Kevin caught the boy just as he dropped to the ground, his eyes closed. “Mark! Mark, wake up!”
Within a few minutes, Mark’s eyes blinked open and he sat up slowly, rubbing his head and mumbling something under his breath that Kevin couldn’t understand.
“Are you alright?” the rescuer asked anxiously.
Mark nodded slowly. “Yeah, fine, just this stupid freaking magic—” he broke off into that strange, non-human language again. It made Kevin feel uncomfortable.
“Are you sure? We’ve got a doctor back at the boat if you want a Panadol or something.”
“Seriously, I’m fine.” He sighed heavily, as if trying to think of how to phrase what he was about to say. “Long story short, I’ve got magic and it reckons it’s better than me, so it keeps attacking me. How long was I out for?”
Kevin shrugged. “Few minutes. You couldn’t backtrack a bit, could you? I don’t get it.”

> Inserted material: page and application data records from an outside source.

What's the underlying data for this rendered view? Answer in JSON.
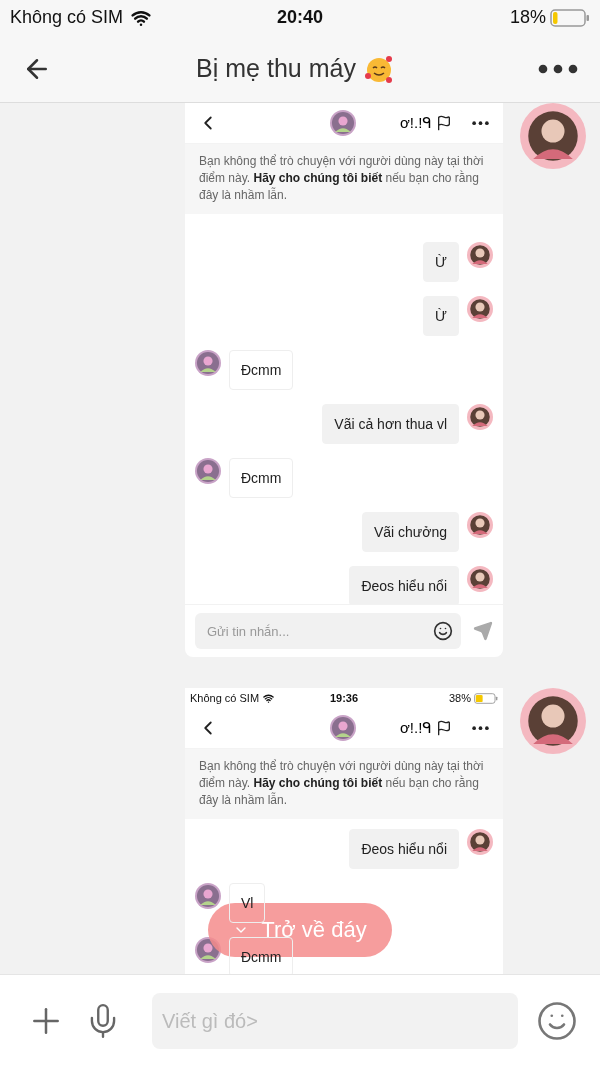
{
  "status_bar": {
    "carrier": "Không có SIM",
    "time": "20:40",
    "battery": "18%"
  },
  "header": {
    "title": "Bị mẹ thu máy"
  },
  "messages": [
    {
      "kind": "image",
      "shot": {
        "contact_name": "ơ!.!ᑫ",
        "notice": "Bạn không thể trò chuyện với người dùng này tại thời điểm này. **Hãy cho chúng tôi biết** nếu bạn cho rằng đây là nhầm lẫn.",
        "messages": [
          {
            "kind": "sent",
            "text": "Ừ"
          },
          {
            "kind": "sent",
            "text": "Ừ"
          },
          {
            "kind": "received",
            "text": "Đcmm"
          },
          {
            "kind": "sent",
            "text": "Vãi cả hơn thua vl"
          },
          {
            "kind": "received",
            "text": "Đcmm"
          },
          {
            "kind": "sent",
            "text": "Vãi chưởng"
          },
          {
            "kind": "sent",
            "text": "Đeos hiểu nổi"
          }
        ],
        "composer": {
          "placeholder": "Gửi tin nhắn..."
        }
      }
    },
    {
      "kind": "image",
      "shot": {
        "status_bar": {
          "carrier": "Không có SIM",
          "time": "19:36",
          "battery": "38%"
        },
        "contact_name": "ơ!.!ᑫ",
        "notice": "Bạn không thể trò chuyện với người dùng này tại thời điểm này. **Hãy cho chúng tôi biết** nếu bạn cho rằng đây là nhầm lẫn.",
        "messages": [
          {
            "kind": "sent",
            "text": "Đeos hiểu nổi"
          },
          {
            "kind": "received",
            "text": "Vl"
          },
          {
            "kind": "received",
            "text": "Đcmm"
          }
        ]
      }
    }
  ],
  "scroll_button": {
    "label": "Trở về đáy"
  },
  "composer": {
    "placeholder": "Viết gì đó>"
  }
}
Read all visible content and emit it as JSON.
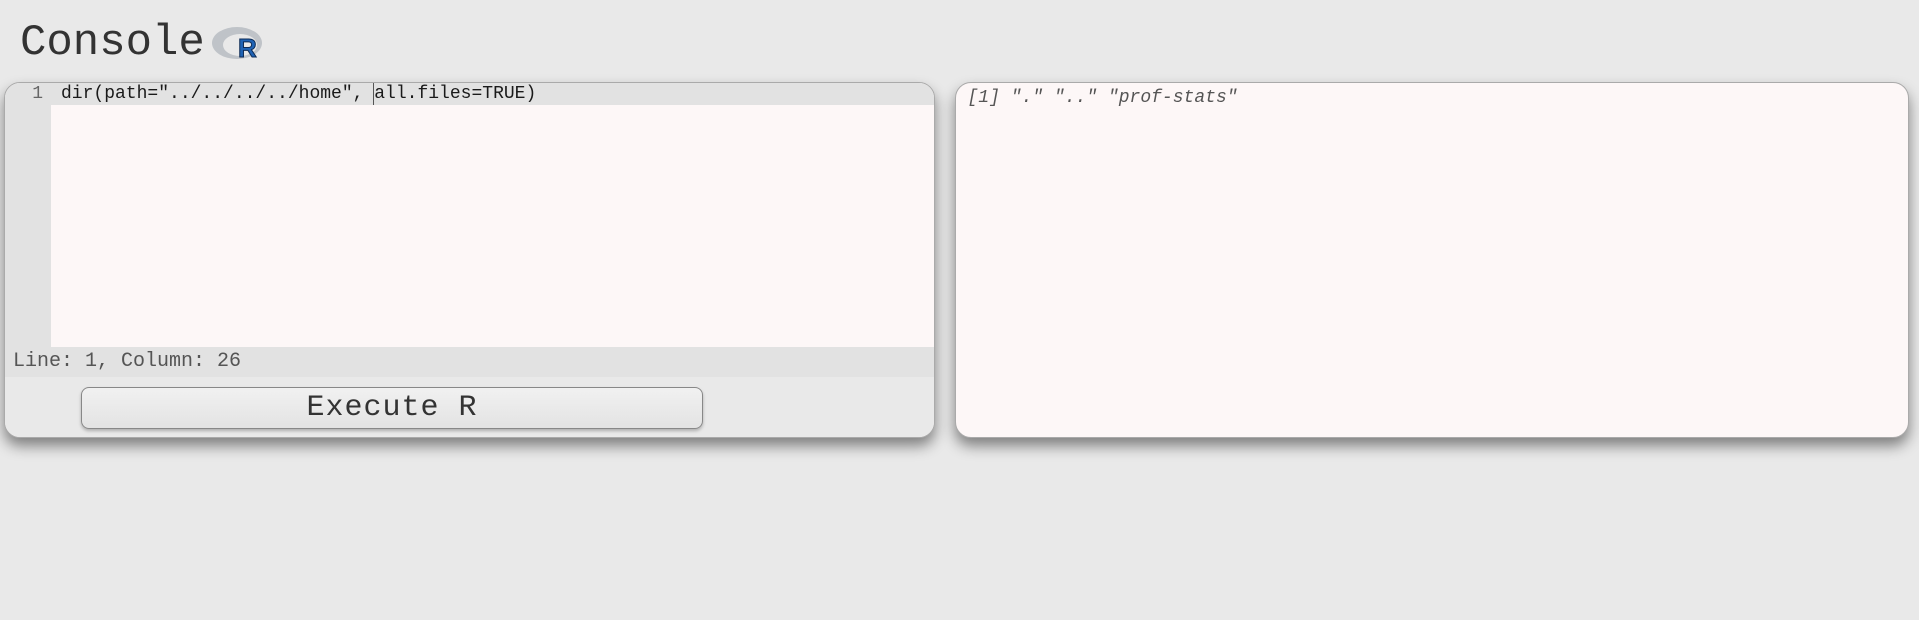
{
  "header": {
    "title": "Console"
  },
  "editor": {
    "line_number": "1",
    "code": "dir(path=\"../../../../home\", all.files=TRUE)",
    "status": "Line: 1, Column: 26"
  },
  "buttons": {
    "execute_label": "Execute R"
  },
  "output": {
    "text": "[1] \".\" \"..\" \"prof-stats\""
  }
}
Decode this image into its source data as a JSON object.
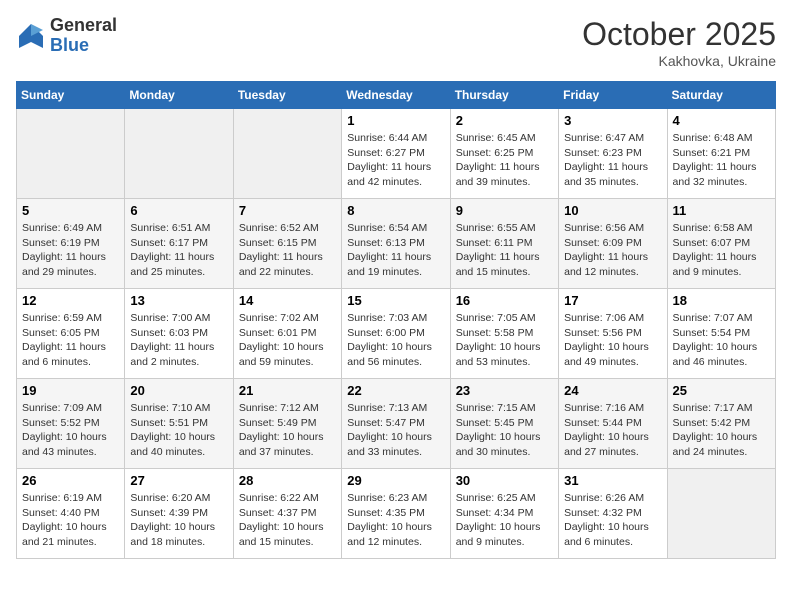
{
  "header": {
    "logo": {
      "general": "General",
      "blue": "Blue"
    },
    "title": "October 2025",
    "location": "Kakhovka, Ukraine"
  },
  "weekdays": [
    "Sunday",
    "Monday",
    "Tuesday",
    "Wednesday",
    "Thursday",
    "Friday",
    "Saturday"
  ],
  "weeks": [
    [
      {
        "day": null,
        "sunrise": null,
        "sunset": null,
        "daylight": null
      },
      {
        "day": null,
        "sunrise": null,
        "sunset": null,
        "daylight": null
      },
      {
        "day": null,
        "sunrise": null,
        "sunset": null,
        "daylight": null
      },
      {
        "day": "1",
        "sunrise": "Sunrise: 6:44 AM",
        "sunset": "Sunset: 6:27 PM",
        "daylight": "Daylight: 11 hours and 42 minutes."
      },
      {
        "day": "2",
        "sunrise": "Sunrise: 6:45 AM",
        "sunset": "Sunset: 6:25 PM",
        "daylight": "Daylight: 11 hours and 39 minutes."
      },
      {
        "day": "3",
        "sunrise": "Sunrise: 6:47 AM",
        "sunset": "Sunset: 6:23 PM",
        "daylight": "Daylight: 11 hours and 35 minutes."
      },
      {
        "day": "4",
        "sunrise": "Sunrise: 6:48 AM",
        "sunset": "Sunset: 6:21 PM",
        "daylight": "Daylight: 11 hours and 32 minutes."
      }
    ],
    [
      {
        "day": "5",
        "sunrise": "Sunrise: 6:49 AM",
        "sunset": "Sunset: 6:19 PM",
        "daylight": "Daylight: 11 hours and 29 minutes."
      },
      {
        "day": "6",
        "sunrise": "Sunrise: 6:51 AM",
        "sunset": "Sunset: 6:17 PM",
        "daylight": "Daylight: 11 hours and 25 minutes."
      },
      {
        "day": "7",
        "sunrise": "Sunrise: 6:52 AM",
        "sunset": "Sunset: 6:15 PM",
        "daylight": "Daylight: 11 hours and 22 minutes."
      },
      {
        "day": "8",
        "sunrise": "Sunrise: 6:54 AM",
        "sunset": "Sunset: 6:13 PM",
        "daylight": "Daylight: 11 hours and 19 minutes."
      },
      {
        "day": "9",
        "sunrise": "Sunrise: 6:55 AM",
        "sunset": "Sunset: 6:11 PM",
        "daylight": "Daylight: 11 hours and 15 minutes."
      },
      {
        "day": "10",
        "sunrise": "Sunrise: 6:56 AM",
        "sunset": "Sunset: 6:09 PM",
        "daylight": "Daylight: 11 hours and 12 minutes."
      },
      {
        "day": "11",
        "sunrise": "Sunrise: 6:58 AM",
        "sunset": "Sunset: 6:07 PM",
        "daylight": "Daylight: 11 hours and 9 minutes."
      }
    ],
    [
      {
        "day": "12",
        "sunrise": "Sunrise: 6:59 AM",
        "sunset": "Sunset: 6:05 PM",
        "daylight": "Daylight: 11 hours and 6 minutes."
      },
      {
        "day": "13",
        "sunrise": "Sunrise: 7:00 AM",
        "sunset": "Sunset: 6:03 PM",
        "daylight": "Daylight: 11 hours and 2 minutes."
      },
      {
        "day": "14",
        "sunrise": "Sunrise: 7:02 AM",
        "sunset": "Sunset: 6:01 PM",
        "daylight": "Daylight: 10 hours and 59 minutes."
      },
      {
        "day": "15",
        "sunrise": "Sunrise: 7:03 AM",
        "sunset": "Sunset: 6:00 PM",
        "daylight": "Daylight: 10 hours and 56 minutes."
      },
      {
        "day": "16",
        "sunrise": "Sunrise: 7:05 AM",
        "sunset": "Sunset: 5:58 PM",
        "daylight": "Daylight: 10 hours and 53 minutes."
      },
      {
        "day": "17",
        "sunrise": "Sunrise: 7:06 AM",
        "sunset": "Sunset: 5:56 PM",
        "daylight": "Daylight: 10 hours and 49 minutes."
      },
      {
        "day": "18",
        "sunrise": "Sunrise: 7:07 AM",
        "sunset": "Sunset: 5:54 PM",
        "daylight": "Daylight: 10 hours and 46 minutes."
      }
    ],
    [
      {
        "day": "19",
        "sunrise": "Sunrise: 7:09 AM",
        "sunset": "Sunset: 5:52 PM",
        "daylight": "Daylight: 10 hours and 43 minutes."
      },
      {
        "day": "20",
        "sunrise": "Sunrise: 7:10 AM",
        "sunset": "Sunset: 5:51 PM",
        "daylight": "Daylight: 10 hours and 40 minutes."
      },
      {
        "day": "21",
        "sunrise": "Sunrise: 7:12 AM",
        "sunset": "Sunset: 5:49 PM",
        "daylight": "Daylight: 10 hours and 37 minutes."
      },
      {
        "day": "22",
        "sunrise": "Sunrise: 7:13 AM",
        "sunset": "Sunset: 5:47 PM",
        "daylight": "Daylight: 10 hours and 33 minutes."
      },
      {
        "day": "23",
        "sunrise": "Sunrise: 7:15 AM",
        "sunset": "Sunset: 5:45 PM",
        "daylight": "Daylight: 10 hours and 30 minutes."
      },
      {
        "day": "24",
        "sunrise": "Sunrise: 7:16 AM",
        "sunset": "Sunset: 5:44 PM",
        "daylight": "Daylight: 10 hours and 27 minutes."
      },
      {
        "day": "25",
        "sunrise": "Sunrise: 7:17 AM",
        "sunset": "Sunset: 5:42 PM",
        "daylight": "Daylight: 10 hours and 24 minutes."
      }
    ],
    [
      {
        "day": "26",
        "sunrise": "Sunrise: 6:19 AM",
        "sunset": "Sunset: 4:40 PM",
        "daylight": "Daylight: 10 hours and 21 minutes."
      },
      {
        "day": "27",
        "sunrise": "Sunrise: 6:20 AM",
        "sunset": "Sunset: 4:39 PM",
        "daylight": "Daylight: 10 hours and 18 minutes."
      },
      {
        "day": "28",
        "sunrise": "Sunrise: 6:22 AM",
        "sunset": "Sunset: 4:37 PM",
        "daylight": "Daylight: 10 hours and 15 minutes."
      },
      {
        "day": "29",
        "sunrise": "Sunrise: 6:23 AM",
        "sunset": "Sunset: 4:35 PM",
        "daylight": "Daylight: 10 hours and 12 minutes."
      },
      {
        "day": "30",
        "sunrise": "Sunrise: 6:25 AM",
        "sunset": "Sunset: 4:34 PM",
        "daylight": "Daylight: 10 hours and 9 minutes."
      },
      {
        "day": "31",
        "sunrise": "Sunrise: 6:26 AM",
        "sunset": "Sunset: 4:32 PM",
        "daylight": "Daylight: 10 hours and 6 minutes."
      },
      {
        "day": null,
        "sunrise": null,
        "sunset": null,
        "daylight": null
      }
    ]
  ]
}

The cat boy grinned dryly, the opals on his face reflecting the rays of sunlight that filtered through the trees. “Welcome to my world,” he said, getting to his feet. “Like I said, come back same time next year, same spot on the beach. ‘Til then, just leave me alone.”
“How will you know what day it is?” Kevin mentally kicked himself for asking such a stupid question.
Mark looked at his watch. “Today would be the seventh of September, so, same time next year then.” And without another word he disappeared back into the trees.
“Told you they’d come back.”
“You saying you know people better than me?”
Llaeka pouted; Mark grinned.
“How goes the magic?” Malai asked quickly.
Mark shrugged. “Getting better. Any idea as to why it’s stronger than normal?”
“Not even Qillan has any idea. Just get control of it quickly. Soon as you do we can teach you how to use it.”
“Will do. Oh God, not again,” Mark muttered, his palm on his forehead. He sucked in a breath and closed his eyes.
What have you got against me? I’ve never done anything to you. You know, you’ve been running rampant for my entire life, far as I know. I even thought I was human for most of it. You’ve had your fifteen minutes of fame, just piss off and leave me alone for once in my life!
He blinked a few times just to make sure what was happening was actually happening. It definitely was. The magic had subsided. He rubbed his head a few times, silently murmuring his thanks to it.
He looked up to see Malai, Llaeka and Kayil looking down at him, vaguely worried looks in their eyes, though it was more curiosity than anything; he’d been knocked out too many times for it to be anything to get too anxious about.
“Think I’ve gotten it,” he mumbled.
But it welled back up again, giving him time only to scream out in agony and clench his skull with both hands before knocking him to the ground.